Where in the data below does the word "label" appear? Copy every line that has it.

Data under study: Begin

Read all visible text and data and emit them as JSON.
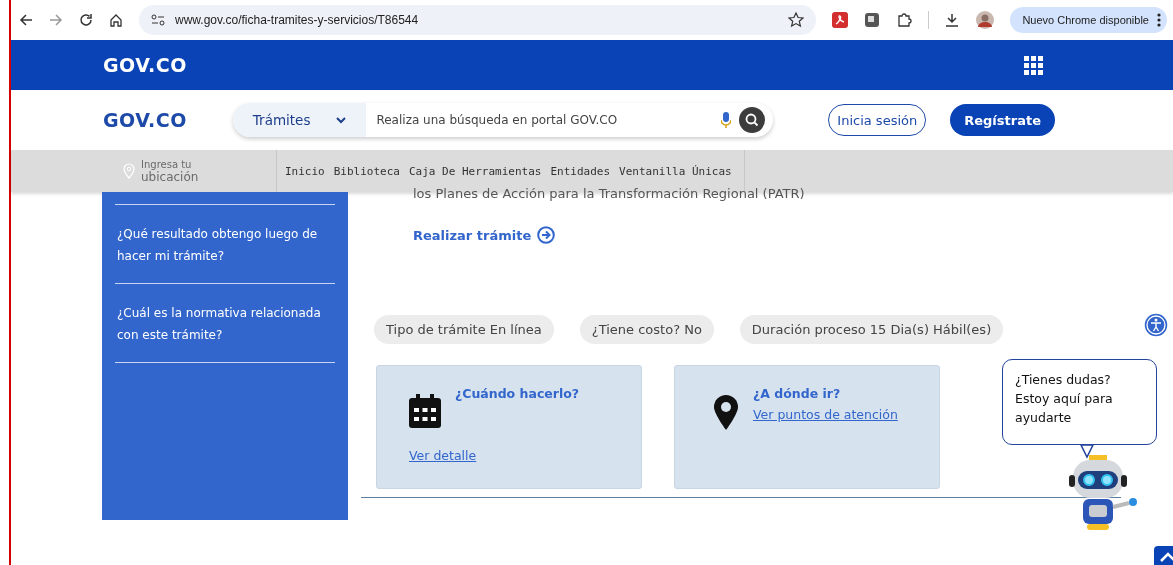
{
  "browser": {
    "url": "www.gov.co/ficha-tramites-y-servicios/T86544",
    "update_button": "Nuevo Chrome disponible"
  },
  "top_bar": {
    "logo": "GOV.CO"
  },
  "header": {
    "logo": "GOV.CO",
    "search_category": "Trámites",
    "search_placeholder": "Realiza una búsqueda en portal GOV.CO",
    "login": "Inicia sesión",
    "register": "Regístrate"
  },
  "nav": {
    "location": [
      "Ingresa tu",
      "ubicación"
    ],
    "items": [
      {
        "label": "Inicio"
      },
      {
        "label": "Biblioteca"
      },
      {
        "label": "Caja De Herramientas"
      },
      {
        "label": "Entidades"
      },
      {
        "label": "Ventanilla Únicas"
      }
    ]
  },
  "sidebar": {
    "items": [
      {
        "label": "¿Qué resultado obtengo luego de hacer mi trámite?"
      },
      {
        "label": "¿Cuál es la normativa relacionada con este trámite?"
      }
    ]
  },
  "content": {
    "intro": "los Planes de Acción para la Transformación Regional (PATR)",
    "action": "Realizar trámite",
    "tags": [
      {
        "label": "Tipo de trámite En línea"
      },
      {
        "label": "¿Tiene costo? No"
      },
      {
        "label": "Duración proceso 15 Dia(s) Hábil(es)"
      }
    ],
    "cards": [
      {
        "kind": "calendar",
        "title": "¿Cuándo hacerlo?",
        "link": "Ver detalle"
      },
      {
        "kind": "pin",
        "title": "¿A dónde ir?",
        "link": "Ver puntos de atención"
      }
    ]
  },
  "chat": {
    "message": "¿Tienes dudas? Estoy aquí para ayudarte"
  }
}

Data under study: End

* _Task result_
        "label": "Inicio"
        "label": "Biblioteca"
        "label": "Caja De Herramientas"
        "label": "Entidades"
        "label": "Ventanilla Únicas"
        "label": "¿Qué resultado obtengo luego de hacer mi trámite?"
        "label": "¿Cuál es la normativa relacionada con este trámite?"
        "label": "Tipo de trámite En línea"
        "label": "¿Tiene costo? No"
        "label": "Duración proceso 15 Dia(s) Hábil(es)"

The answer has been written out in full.